--- START ---
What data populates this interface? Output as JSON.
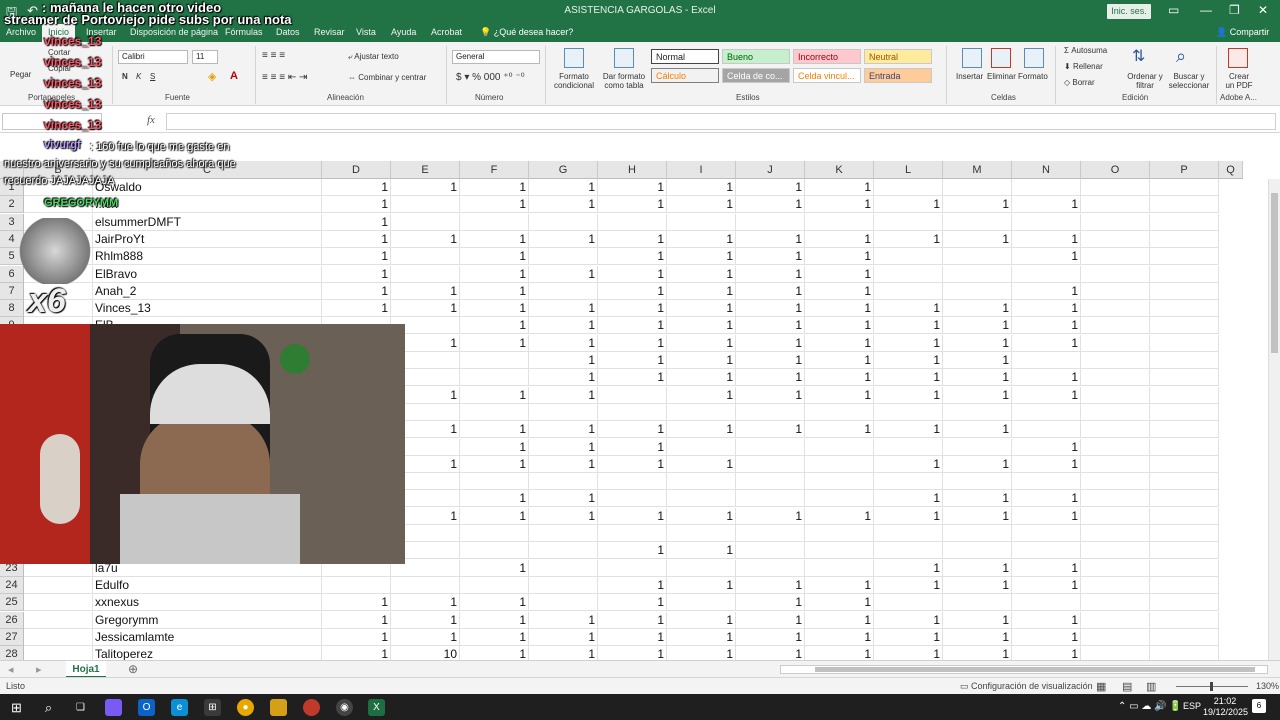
{
  "window": {
    "title": "ASISTENCIA GARGOLAS  -  Excel",
    "signin": "Inic. ses."
  },
  "tabs": [
    "Archivo",
    "Inicio",
    "Insertar",
    "Disposición de página",
    "Fórmulas",
    "Datos",
    "Revisar",
    "Vista",
    "Ayuda",
    "Acrobat"
  ],
  "tell_me": "¿Qué desea hacer?",
  "share": "Compartir",
  "ribbon": {
    "clipboard": {
      "cut": "Cortar",
      "copy": "Copiar",
      "paste": "Pegar",
      "label": "Portapapeles"
    },
    "font": {
      "name": "Calibri",
      "size": "11",
      "label": "Fuente",
      "bold": "N",
      "italic": "K",
      "underline": "S"
    },
    "alignment": {
      "wrap": "Ajustar texto",
      "merge": "Combinar y centrar",
      "label": "Alineación"
    },
    "number": {
      "format": "General",
      "label": "Número"
    },
    "styles": {
      "cond": "Formato condicional",
      "table": "Dar formato como tabla",
      "label": "Estilos",
      "normal": "Normal",
      "bueno": "Bueno",
      "incorrecto": "Incorrecto",
      "neutral": "Neutral",
      "calculo": "Cálculo",
      "celda_co": "Celda de co...",
      "celda_vinc": "Celda vincul...",
      "entrada": "Entrada"
    },
    "cells": {
      "insert": "Insertar",
      "delete": "Eliminar",
      "format": "Formato",
      "label": "Celdas"
    },
    "editing": {
      "autosum": "Autosuma",
      "fill": "Rellenar",
      "clear": "Borrar",
      "sort": "Ordenar y filtrar",
      "find": "Buscar y seleccionar",
      "label": "Edición"
    },
    "adobe": {
      "create": "Crear un PDF",
      "label": "Adobe A..."
    }
  },
  "formula": {
    "fx": "fx"
  },
  "columns": [
    "B",
    "C",
    "D",
    "E",
    "F",
    "G",
    "H",
    "I",
    "J",
    "K",
    "L",
    "M",
    "N",
    "O",
    "P",
    "Q"
  ],
  "rows": [
    {
      "n": "1",
      "name": "Oswaldo",
      "v": [
        "1",
        "1",
        "1",
        "1",
        "1",
        "1",
        "1",
        "1",
        "",
        "",
        ""
      ]
    },
    {
      "n": "2",
      "name": "...ex",
      "v": [
        "1",
        "",
        "1",
        "1",
        "1",
        "1",
        "1",
        "1",
        "1",
        "1",
        "1"
      ]
    },
    {
      "n": "3",
      "name": "elsummerDMFT",
      "v": [
        "1",
        "",
        "",
        "",
        "",
        "",
        "",
        "",
        "",
        "",
        ""
      ]
    },
    {
      "n": "4",
      "name": "JairProYt",
      "v": [
        "1",
        "1",
        "1",
        "1",
        "1",
        "1",
        "1",
        "1",
        "1",
        "1",
        "1"
      ]
    },
    {
      "n": "5",
      "name": "Rhlm888",
      "v": [
        "1",
        "",
        "1",
        "",
        "1",
        "1",
        "1",
        "1",
        "",
        "",
        "1"
      ]
    },
    {
      "n": "6",
      "name": "ElBravo",
      "v": [
        "1",
        "",
        "1",
        "1",
        "1",
        "1",
        "1",
        "1",
        "",
        "",
        ""
      ]
    },
    {
      "n": "7",
      "name": "Anah_2",
      "v": [
        "1",
        "1",
        "1",
        "",
        "1",
        "1",
        "1",
        "1",
        "",
        "",
        "1"
      ]
    },
    {
      "n": "8",
      "name": "Vinces_13",
      "v": [
        "1",
        "1",
        "1",
        "1",
        "1",
        "1",
        "1",
        "1",
        "1",
        "1",
        "1"
      ]
    },
    {
      "n": "9",
      "name": "ElB...",
      "v": [
        "",
        "",
        "1",
        "1",
        "1",
        "1",
        "1",
        "1",
        "1",
        "1",
        "1"
      ]
    },
    {
      "n": "10",
      "name": "",
      "v": [
        "",
        "1",
        "1",
        "1",
        "1",
        "1",
        "1",
        "1",
        "1",
        "1",
        "1"
      ]
    },
    {
      "n": "11",
      "name": "",
      "v": [
        "",
        "",
        "",
        "1",
        "1",
        "1",
        "1",
        "1",
        "1",
        "1",
        ""
      ]
    },
    {
      "n": "12",
      "name": "",
      "v": [
        "",
        "",
        "",
        "1",
        "1",
        "1",
        "1",
        "1",
        "1",
        "1",
        "1"
      ]
    },
    {
      "n": "13",
      "name": "",
      "v": [
        "",
        "1",
        "1",
        "1",
        "",
        "1",
        "1",
        "1",
        "1",
        "1",
        "1"
      ]
    },
    {
      "n": "14",
      "name": "",
      "v": [
        "",
        "",
        "",
        "",
        "",
        "",
        "",
        "",
        "",
        "",
        ""
      ]
    },
    {
      "n": "15",
      "name": "",
      "v": [
        "",
        "1",
        "1",
        "1",
        "1",
        "1",
        "1",
        "1",
        "1",
        "1",
        ""
      ]
    },
    {
      "n": "16",
      "name": "",
      "v": [
        "",
        "",
        "1",
        "1",
        "1",
        "",
        "",
        "",
        "",
        "",
        "1"
      ]
    },
    {
      "n": "17",
      "name": "",
      "v": [
        "",
        "1",
        "1",
        "1",
        "1",
        "1",
        "",
        "",
        "1",
        "1",
        "1"
      ]
    },
    {
      "n": "18",
      "name": "",
      "v": [
        "",
        "",
        "",
        "",
        "",
        "",
        "",
        "",
        "",
        "",
        ""
      ]
    },
    {
      "n": "19",
      "name": "",
      "v": [
        "",
        "",
        "1",
        "1",
        "",
        "",
        "",
        "",
        "1",
        "1",
        "1"
      ]
    },
    {
      "n": "20",
      "name": "",
      "v": [
        "",
        "1",
        "1",
        "1",
        "1",
        "1",
        "1",
        "1",
        "1",
        "1",
        "1"
      ]
    },
    {
      "n": "21",
      "name": "",
      "v": [
        "",
        "",
        "",
        "",
        "",
        "",
        "",
        "",
        "",
        "",
        ""
      ]
    },
    {
      "n": "22",
      "name": "",
      "v": [
        "",
        "",
        "",
        "",
        "1",
        "1",
        "",
        "",
        "",
        "",
        ""
      ]
    },
    {
      "n": "23",
      "name": "la7u",
      "v": [
        "",
        "",
        "1",
        "",
        "",
        "",
        "",
        "",
        "1",
        "1",
        "1"
      ]
    },
    {
      "n": "24",
      "name": "Edulfo",
      "v": [
        "",
        "",
        "",
        "",
        "1",
        "1",
        "1",
        "1",
        "1",
        "1",
        "1"
      ]
    },
    {
      "n": "25",
      "name": "xxnexus",
      "v": [
        "1",
        "1",
        "1",
        "",
        "1",
        "",
        "1",
        "1",
        "",
        "",
        ""
      ]
    },
    {
      "n": "26",
      "name": "Gregorymm",
      "v": [
        "1",
        "1",
        "1",
        "1",
        "1",
        "1",
        "1",
        "1",
        "1",
        "1",
        "1"
      ]
    },
    {
      "n": "27",
      "name": "Jessicamlamte",
      "v": [
        "1",
        "1",
        "1",
        "1",
        "1",
        "1",
        "1",
        "1",
        "1",
        "1",
        "1"
      ]
    },
    {
      "n": "28",
      "name": "Talitoperez",
      "v": [
        "1",
        "10",
        "1",
        "1",
        "1",
        "1",
        "1",
        "1",
        "1",
        "1",
        "1"
      ]
    }
  ],
  "sheet": {
    "name": "Hoja1"
  },
  "status": {
    "ready": "Listo",
    "display_settings": "Configuración de visualización",
    "zoom": "130%"
  },
  "taskbar": {
    "lang": "ESP",
    "time": "21:02",
    "date": "19/12/2025",
    "notif": "6"
  },
  "overlay": {
    "top_msg_1": ": mañana le hacen otro video",
    "top_msg_2": "streamer de Portoviejo pide subs por una nota",
    "vinces": [
      "vinces_13",
      "vinces_13",
      "vinces_13",
      "vinces_13",
      "vinces_13"
    ],
    "chat_user": "vivurgf",
    "chat_text": ": 160 fue lo que me gaste en nuestro aniversario y su cumpleaños ahora que recuerdo JAJAJAJAJA",
    "gregory": "GREGORYMM",
    "multiplier": "x6"
  }
}
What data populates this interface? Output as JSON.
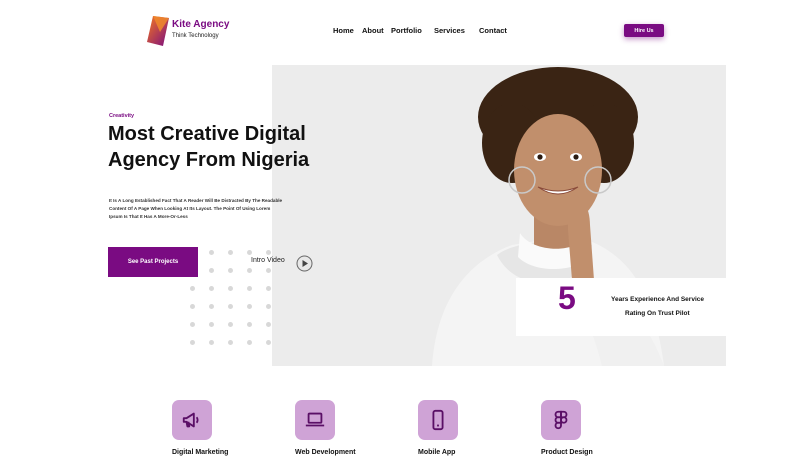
{
  "brand": {
    "name": "Kite Agency",
    "tagline": "Think Technology"
  },
  "nav": [
    "Home",
    "About",
    "Portfolio",
    "Services",
    "Contact"
  ],
  "header": {
    "hire_label": "Hire Us"
  },
  "hero": {
    "eyebrow": "Creativity",
    "headline_line1": "Most Creative Digital",
    "headline_line2": "Agency From Nigeria",
    "body_line1": "It Is A Long Established Fact That A Reader Will Be Distracted By The Readable",
    "body_line2": "Content Of A Page When Looking At Its Layout. The Point Of Using Lorem",
    "body_line3": "Ipsum Is That It Has A More-Or-Less",
    "cta_label": "See Past Projects",
    "intro_label": "Intro Video"
  },
  "stats": {
    "number": "5",
    "line1": "Years Experience  And Service",
    "line2": "Rating On Trust Pilot"
  },
  "services": [
    {
      "label": "Digital Marketing",
      "icon": "megaphone-icon"
    },
    {
      "label": "Web Development",
      "icon": "laptop-icon"
    },
    {
      "label": "Mobile App",
      "icon": "mobile-icon"
    },
    {
      "label": "Product Design",
      "icon": "figma-icon"
    }
  ],
  "colors": {
    "accent": "#7a0b82",
    "icon_tile": "#cfa3d6",
    "dot_grid": "#d8d8d8",
    "hero_bg": "#ececec"
  }
}
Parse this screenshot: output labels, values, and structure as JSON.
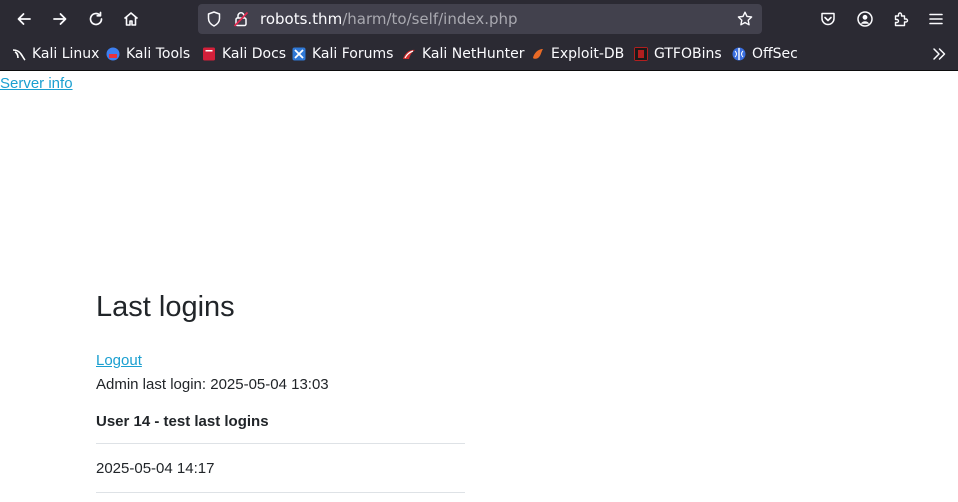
{
  "browser": {
    "url_host": "robots.thm",
    "url_path": "/harm/to/self/index.php"
  },
  "bookmarks": [
    {
      "label": "Kali Linux",
      "icon": "kali-dragon-icon",
      "color": "#ffffff"
    },
    {
      "label": "Kali Tools",
      "icon": "kali-tools-icon",
      "color": "#3d7ff0"
    },
    {
      "label": "Kali Docs",
      "icon": "kali-docs-icon",
      "color": "#d3203a"
    },
    {
      "label": "Kali Forums",
      "icon": "kali-forums-icon",
      "color": "#2f78d6"
    },
    {
      "label": "Kali NetHunter",
      "icon": "nethunter-icon",
      "color": "#d12d2d"
    },
    {
      "label": "Exploit-DB",
      "icon": "exploit-db-icon",
      "color": "#e86a26"
    },
    {
      "label": "GTFOBins",
      "icon": "gtfobins-icon",
      "color": "#b21f1f"
    },
    {
      "label": "OffSec",
      "icon": "offsec-icon",
      "color": "#3a6fe0"
    }
  ],
  "page": {
    "server_info_link": "Server info",
    "title": "Last logins",
    "logout_link": "Logout",
    "admin_last_login": "Admin last login: 2025-05-04 13:03",
    "table_header": "User 14 - test last logins",
    "rows": [
      "2025-05-04 14:17"
    ]
  },
  "colors": {
    "chrome_bg": "#2b2a33",
    "urlbar_bg": "#42414d",
    "link": "#1a9fd0",
    "text": "#212529"
  }
}
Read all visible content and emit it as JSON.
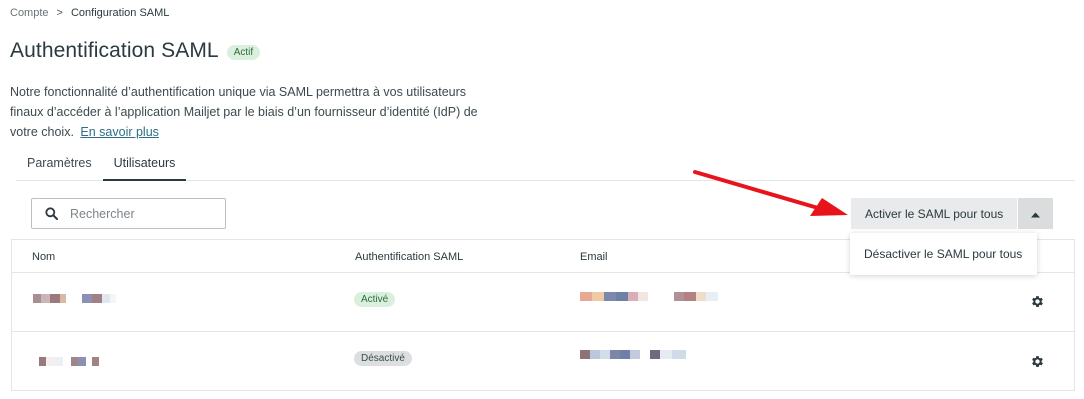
{
  "breadcrumb": {
    "parent": "Compte",
    "separator": ">",
    "current": "Configuration SAML"
  },
  "header": {
    "title": "Authentification SAML",
    "status": "Actif"
  },
  "description": {
    "text": "Notre fonctionnalité d’authentification unique via SAML permettra à vos utilisateurs finaux d’accéder à l’application Mailjet par le biais d’un fournisseur d’identité (IdP) de votre choix.",
    "link": "En savoir plus"
  },
  "tabs": [
    {
      "label": "Paramètres",
      "active": false
    },
    {
      "label": "Utilisateurs",
      "active": true
    }
  ],
  "search": {
    "placeholder": "Rechercher",
    "value": ""
  },
  "actions": {
    "main_label": "Activer le SAML pour tous",
    "menu_items": [
      "Désactiver le SAML pour tous"
    ]
  },
  "table": {
    "columns": [
      "Nom",
      "Authentification SAML",
      "Email"
    ],
    "rows": [
      {
        "name": "",
        "saml_status": "Activé",
        "email": ""
      },
      {
        "name": "",
        "saml_status": "Désactivé",
        "email": ""
      }
    ]
  },
  "colors": {
    "accent": "#2b3a3f",
    "link": "#2d6f86",
    "status_active_bg": "#d9f0de",
    "status_inactive_bg": "#dcdfe0",
    "annotation_arrow": "#e8141b"
  },
  "icons": {
    "search": "search-icon",
    "toggle": "caret-up-icon",
    "row_action": "gear-icon",
    "annotation": "red-arrow-annotation"
  }
}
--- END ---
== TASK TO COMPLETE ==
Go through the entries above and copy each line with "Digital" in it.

== EXPECTED OUTPUT ==
    "headline_line1": "Most Creative Digital",
      "label": "Digital Marketing",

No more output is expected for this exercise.